* Your assignment *
Count the lines below that hold the string "config". Give only that number.

* Records to process *
---------------

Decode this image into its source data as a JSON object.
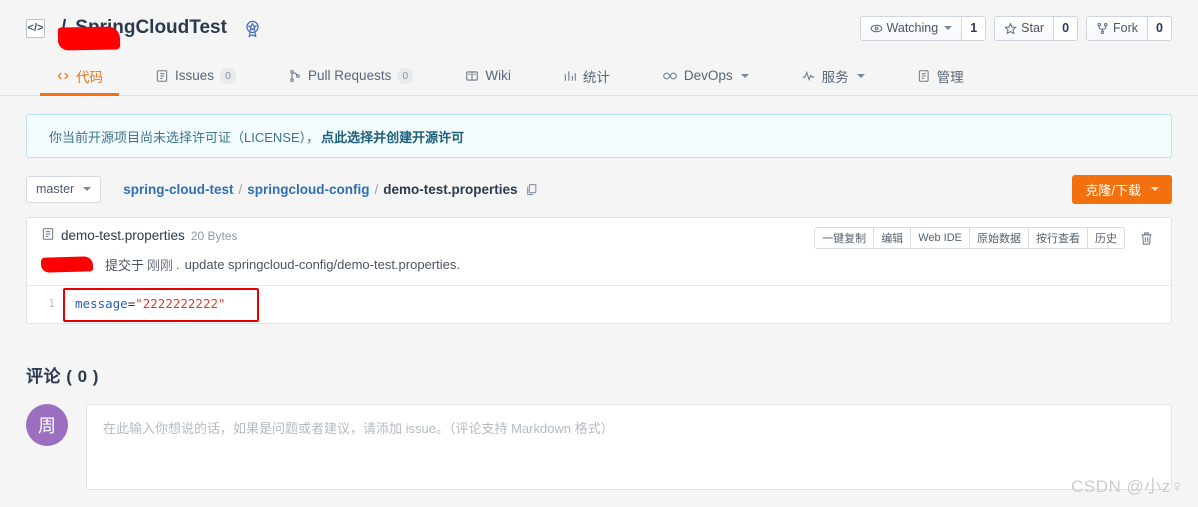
{
  "header": {
    "repo_icon": "code-brackets-icon",
    "owner_redacted": "",
    "separator": "/",
    "repo_name": "SpringCloudTest",
    "badge_icon": "star-badge-icon",
    "watching_label": "Watching",
    "watching_count": "1",
    "star_label": "Star",
    "star_count": "0",
    "fork_label": "Fork",
    "fork_count": "0"
  },
  "nav": {
    "tabs": [
      {
        "label": "代码",
        "icon": "code-icon",
        "count": null,
        "active": true,
        "dropdown": false
      },
      {
        "label": "Issues",
        "icon": "issue-icon",
        "count": "0",
        "active": false,
        "dropdown": false
      },
      {
        "label": "Pull Requests",
        "icon": "pull-request-icon",
        "count": "0",
        "active": false,
        "dropdown": false
      },
      {
        "label": "Wiki",
        "icon": "book-icon",
        "count": null,
        "active": false,
        "dropdown": false
      },
      {
        "label": "统计",
        "icon": "chart-icon",
        "count": null,
        "active": false,
        "dropdown": false
      },
      {
        "label": "DevOps",
        "icon": "infinity-icon",
        "count": null,
        "active": false,
        "dropdown": true
      },
      {
        "label": "服务",
        "icon": "pulse-icon",
        "count": null,
        "active": false,
        "dropdown": true
      },
      {
        "label": "管理",
        "icon": "settings-icon",
        "count": null,
        "active": false,
        "dropdown": false
      }
    ]
  },
  "license_notice": {
    "text": "你当前开源项目尚未选择许可证（LICENSE），",
    "link_text": "点此选择并创建开源许可",
    "accent": "#f2fbfd"
  },
  "path_bar": {
    "branch": "master",
    "crumb_repo": "spring-cloud-test",
    "crumb_dir": "springcloud-config",
    "crumb_file": "demo-test.properties",
    "separator": "/",
    "copy_icon": "copy-icon",
    "clone_label": "克隆/下载",
    "clone_color": "#f2700d"
  },
  "file": {
    "name": "demo-test.properties",
    "size": "20 Bytes",
    "file_icon": "file-text-icon",
    "actions": [
      "一键复制",
      "编辑",
      "Web IDE",
      "原始数据",
      "按行查看",
      "历史"
    ],
    "delete_icon": "trash-icon",
    "commit_author_redacted": "",
    "commit_verb": "提交于",
    "commit_time": "刚刚",
    "commit_dot": ".",
    "commit_message": "update springcloud-config/demo-test.properties.",
    "code": {
      "line_number": "1",
      "key": "message",
      "operator": "=",
      "value": "\"2222222222\"",
      "highlight_color": "#e60000"
    }
  },
  "comments": {
    "title": "评论 ( 0 )",
    "avatar_initial": "周",
    "avatar_color": "#9b6ec0",
    "placeholder": "在此输入你想说的话，如果是问题或者建议，请添加 issue。（评论支持 Markdown 格式）"
  },
  "watermark": "CSDN @小z♀"
}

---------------

* Exercise answer *
2